## Task item
Copy out every line in the entries below that includes "title".

## Study material
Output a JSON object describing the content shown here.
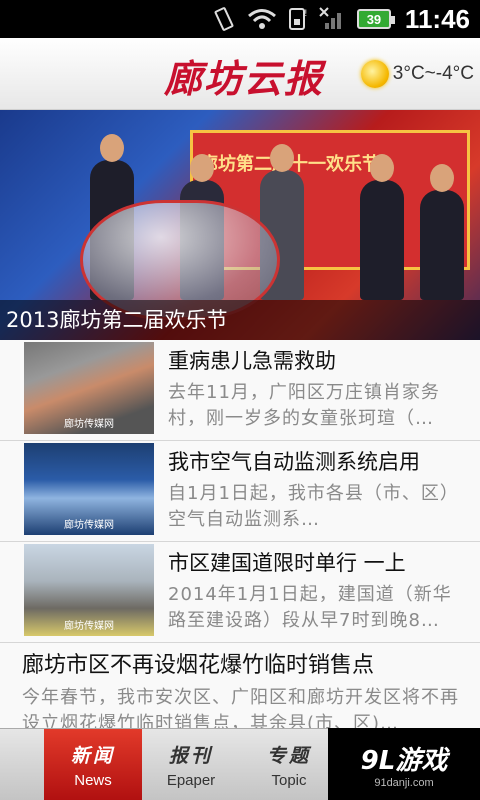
{
  "status": {
    "battery": "39",
    "time": "11:46"
  },
  "header": {
    "brand": "廊坊云报",
    "weather": "3°C~-4°C"
  },
  "hero": {
    "stage_text": "廊坊第二届十一欢乐节",
    "caption": "2013廊坊第二届欢乐节"
  },
  "news": [
    {
      "title": "重病患儿急需救助",
      "desc": "去年11月，广阳区万庄镇肖家务村，刚一岁多的女童张珂瑄（…",
      "watermark": "廊坊传媒网"
    },
    {
      "title": "我市空气自动监测系统启用",
      "desc": "自1月1日起，我市各县（市、区）空气自动监测系…",
      "watermark": "廊坊传媒网"
    },
    {
      "title": "市区建国道限时单行 一上",
      "desc": "2014年1月1日起，建国道（新华路至建设路）段从早7时到晚8…",
      "watermark": "廊坊传媒网"
    },
    {
      "title": "廊坊市区不再设烟花爆竹临时销售点",
      "desc": "今年春节，我市安次区、广阳区和廊坊开发区将不再设立烟花爆竹临时销售点，其余县(市、区)…"
    }
  ],
  "tabs": [
    {
      "zh": "新闻",
      "en": "News"
    },
    {
      "zh": "报刊",
      "en": "Epaper"
    },
    {
      "zh": "专题",
      "en": "Topic"
    }
  ],
  "badge": {
    "main": "9L游戏",
    "sub": "91danji.com"
  },
  "colors": {
    "brand_red": "#c8102e",
    "tab_active": "#c8201a"
  }
}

## Written solution
      "title": "重病患儿急需救助",
      "title": "我市空气自动监测系统启用",
      "title": "市区建国道限时单行 一上",
      "title": "廊坊市区不再设烟花爆竹临时销售点",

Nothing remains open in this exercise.